malloc(3) – Linux man webpage. The mind is certainly not initialized.
malloc, complimentary, calloc, realloc – allocate and free of charge dynamic memories
The malloc() work allocates proportions bytes and profits a tip into allocated memory. The memory is certainly not initialized. If dimensions are 0, next malloc() returns either NULL, or an original pointer importance which can after feel successfully passed away to free().
The free() purpose frees the storage indicated to by ptr, which need to have already been came back by an earlier label to malloc(), calloc() or realloc(). Otherwise, or if free(ptr) was already called before, vague actions occurs. If ptr is actually NULL, no procedure is conducted.
The calloc() function allocates memories for numerous nmemb components of dimensions bytes every single return a tip toward allocated storage. The storage is set to zero. If nmemb or size is 0, subsequently calloc() returns either NULL, or a distinctive pointer benefits which can afterwards be effectively passed to free().
The realloc() function alters the size of the mind block pointed to by ptr to dimensions bytes. The articles shall be unchanged inside the are the start of region up to minimal with the old and newer models. If the new size is bigger than the old size, the additional memories are not initialized. If ptr try NULL, then the label is the same as malloc(size), for all prices of dimensions; if dimensions are add up to zero, and ptr isn’t NULL, then label is equivalent to free(ptr). Unless ptr is actually NULL, it ought to have-been came back by a youthful phone call to malloc(), calloc() or realloc(). In the event the place directed to was actually relocated, a free(ptr) is done.
The malloc() and calloc() operates return a pointer to your allocated memories this is certainly suitably aligned regarding form of varying. On mistake, these features come back NULL. NULL can be returned by an effective label to malloc() with a size of zero, or by a fruitful label to calloc() with nmemb or size corresponding to zero.
The free() purpose return no importance.
The realloc() work comes back a tip on the newly allocated memory space, basically properly aligned for sort of changeable and may vary from ptr, or NULL if the demand fails. If proportions got corresponding to 0, either NULL or a pointer appropriate to-be passed to free() are came back. If realloc() fails the first block was kept untouched; it isn’t freed or relocated.
By default, Linux employs a confident memory allotment strategy. This means whenever malloc() comes back non-NULL there’s absolutely no guarantee your storage actually is offered. In case as it happens that the method is of mind, more than one procedures will likely be slain by the OOM killer. To learn more, see the information of /proc/sys/vm/overcommit_memory and /proc/sys/vm/oom_adj in proc(5), therefore the Linux kernel origin file Documentation/vm/overcommit-accounting.

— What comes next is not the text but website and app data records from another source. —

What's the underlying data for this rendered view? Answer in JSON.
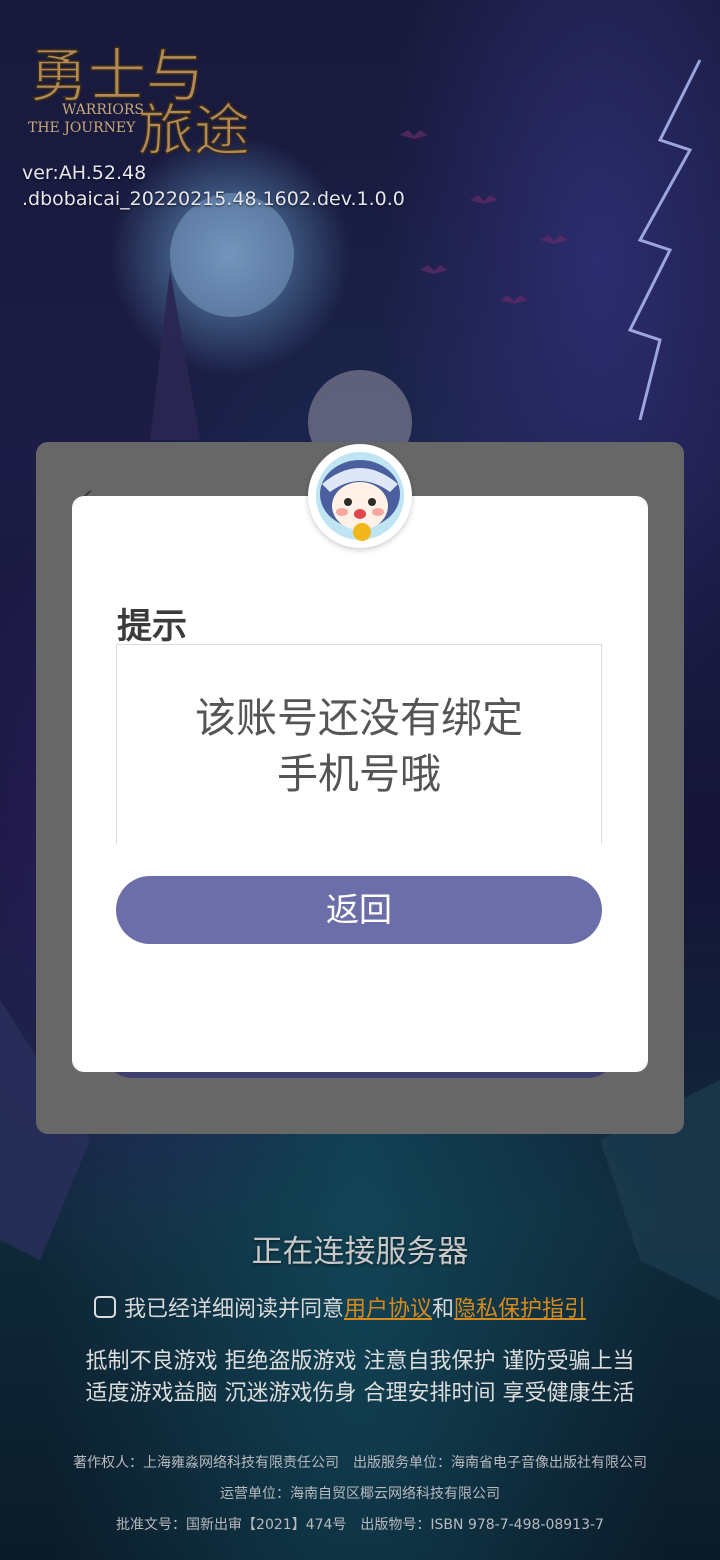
{
  "logo": {
    "title_cn": "勇士与旅途",
    "subtitle_en_1": "WARRIORS",
    "subtitle_en_2": "THE JOURNEY"
  },
  "version": {
    "line1": "ver:AH.52.48",
    "line2": ".dbobaicai_20220215.48.1602.dev.1.0.0"
  },
  "outer_panel": {
    "back_glyph": "‹"
  },
  "dialog": {
    "avatar_icon": "mascot-avatar-icon",
    "title": "提示",
    "message_line1": "该账号还没有绑定",
    "message_line2": "手机号哦",
    "button_label": "返回",
    "button_color": "#6b6ea9"
  },
  "status_text": "正在连接服务器",
  "agreement": {
    "prefix": "我已经详细阅读并同意",
    "user_agreement": "用户协议",
    "and": "和",
    "privacy_policy": "隐私保护指引",
    "link_color": "#d68a1c"
  },
  "health_notice": {
    "line1": "抵制不良游戏 拒绝盗版游戏 注意自我保护 谨防受骗上当",
    "line2": "适度游戏益脑 沉迷游戏伤身 合理安排时间 享受健康生活"
  },
  "copyright": {
    "line1": "著作权人：上海雍淼网络科技有限责任公司　出版服务单位：海南省电子音像出版社有限公司",
    "line2": "运营单位：海南自贸区椰云网络科技有限公司",
    "line3": "批准文号：国新出审【2021】474号　出版物号：ISBN 978-7-498-08913-7"
  }
}
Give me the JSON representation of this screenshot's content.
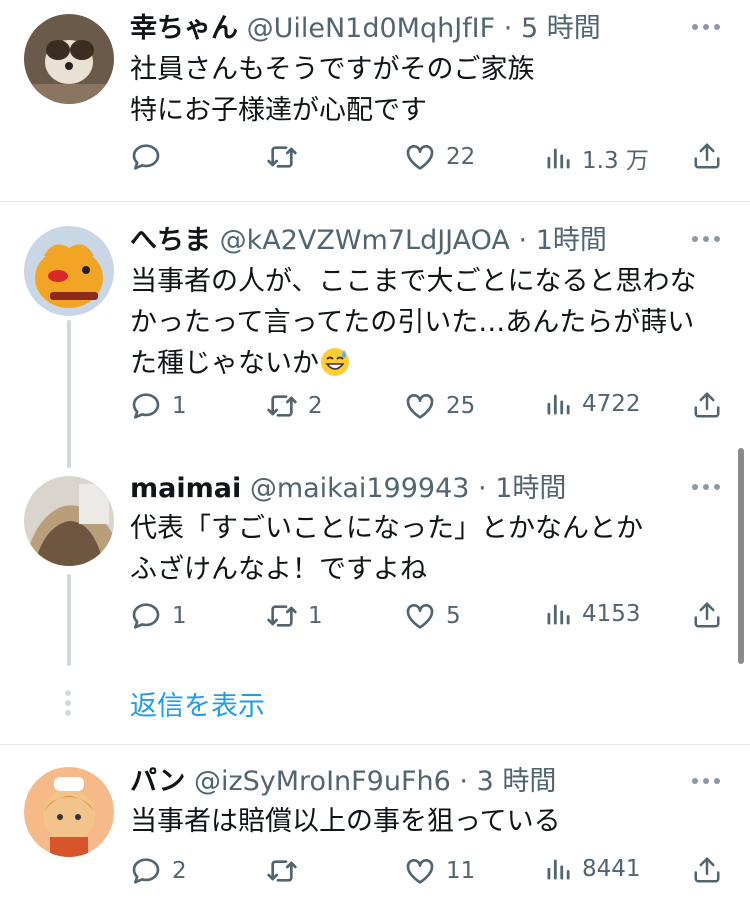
{
  "tweets": [
    {
      "name": "幸ちゃん",
      "handle": "@UileN1d0MqhJfIF",
      "separator": "·",
      "time": "5 時間",
      "text": "社員さんもそうですがそのご家族\n特にお子様達が心配です",
      "replies": "",
      "retweets": "",
      "likes": "22",
      "views": "1.3 万"
    },
    {
      "name": "へちま",
      "handle": "@kA2VZWm7LdJJAOA",
      "separator": "·",
      "time": "1時間",
      "text": "当事者の人が、ここまで大ごとになると思わな\nかったって言ってたの引いた…あんたらが蒔い\nた種じゃないか",
      "emoji": "sweat-smile-emoji",
      "replies": "1",
      "retweets": "2",
      "likes": "25",
      "views": "4722"
    },
    {
      "name": "maimai",
      "handle": "@maikai199943",
      "separator": "·",
      "time": "1時間",
      "text": "代表「すごいことになった」とかなんとか\nふざけんなよ！ですよね",
      "replies": "1",
      "retweets": "1",
      "likes": "5",
      "views": "4153"
    },
    {
      "name": "パン",
      "handle": "@izSyMroInF9uFh6",
      "separator": "·",
      "time": "3 時間",
      "text": "当事者は賠償以上の事を狙っている",
      "replies": "2",
      "retweets": "",
      "likes": "11",
      "views": "8441"
    }
  ],
  "show_replies_label": "返信を表示",
  "icons": [
    "reply-icon",
    "retweet-icon",
    "like-icon",
    "views-icon",
    "share-icon",
    "more-icon"
  ],
  "colors": {
    "text": "#0f1419",
    "muted": "#536471",
    "link": "#1d9bf0",
    "divider": "#e6e9eb"
  }
}
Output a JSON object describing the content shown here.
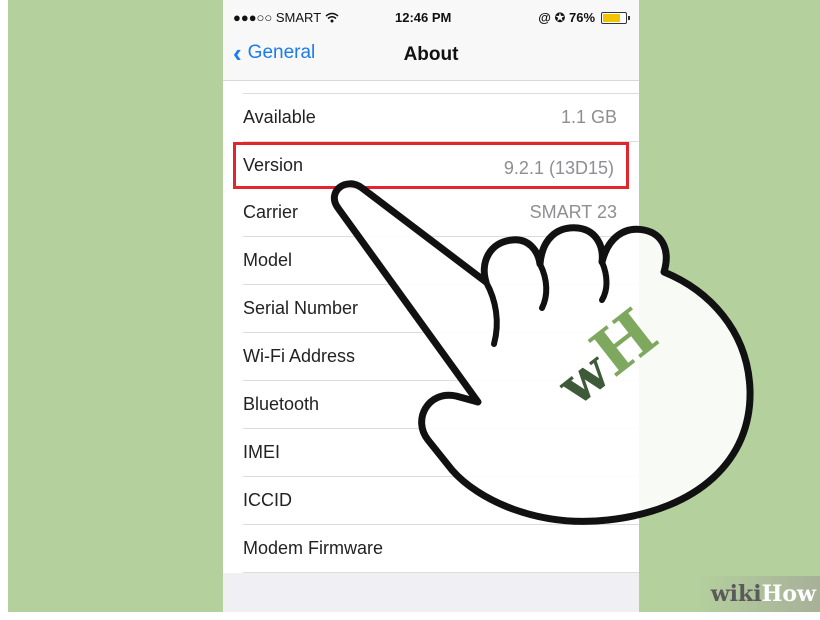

Ordinarily, malloc() allocates memories through the heap, and adjusts the size of the heap as required, making use of sbrk(2). When allocating blocks of mind larger than MMAP_THRESHOLD bytes, the glibc malloc() implementation allocates the memories as a personal anonymous mapping utilizing mmap(2). MMAP_THRESHOLD was 128 kB automatically, but is changeable utilizing mallopt(3). Allocations sang utilizing mmap(2) is unaffected because of the RLIMIT_DATA reference restrict (read getrlimit(2)).
To avoid corruption in multithreaded solutions, mutexes are employed internally to safeguard the memory-management facts tissues utilized by these features. In a multithreaded program whereby posts concurrently allocate and cost-free memories, there might be assertion for these mutexes. To scalably deal with memory space allotment in multithreaded software, glibc creates further memory allotment arenas if mutex assertion was recognized. Each arena was big area for memory that will be internally allocated of the program (using brk(2) or mmap(2)), and handled featuring its own mutexes.
The UNIX 98 expectations calls for malloc(), calloc(), and realloc() to set errno to ENOMEM upon problems. Glibc assumes this is carried out (plus the glibc variations of those routines do that); if you use a personal malloc implementation that does not put errno, next certain collection programs may do not succeed with out an excuse in errno.
Crashes in malloc(), calloc(), realloc(), or free() have been related to pile corruption, like stuffed an allocated chunk or releasing exactly the same tip two times.
Latest forms of Linux libc (afterwards than 5.4.23) and glibc (2.x) put a malloc() implementation that’s tunable via environment factors. For vital link details, discover mallopt(3).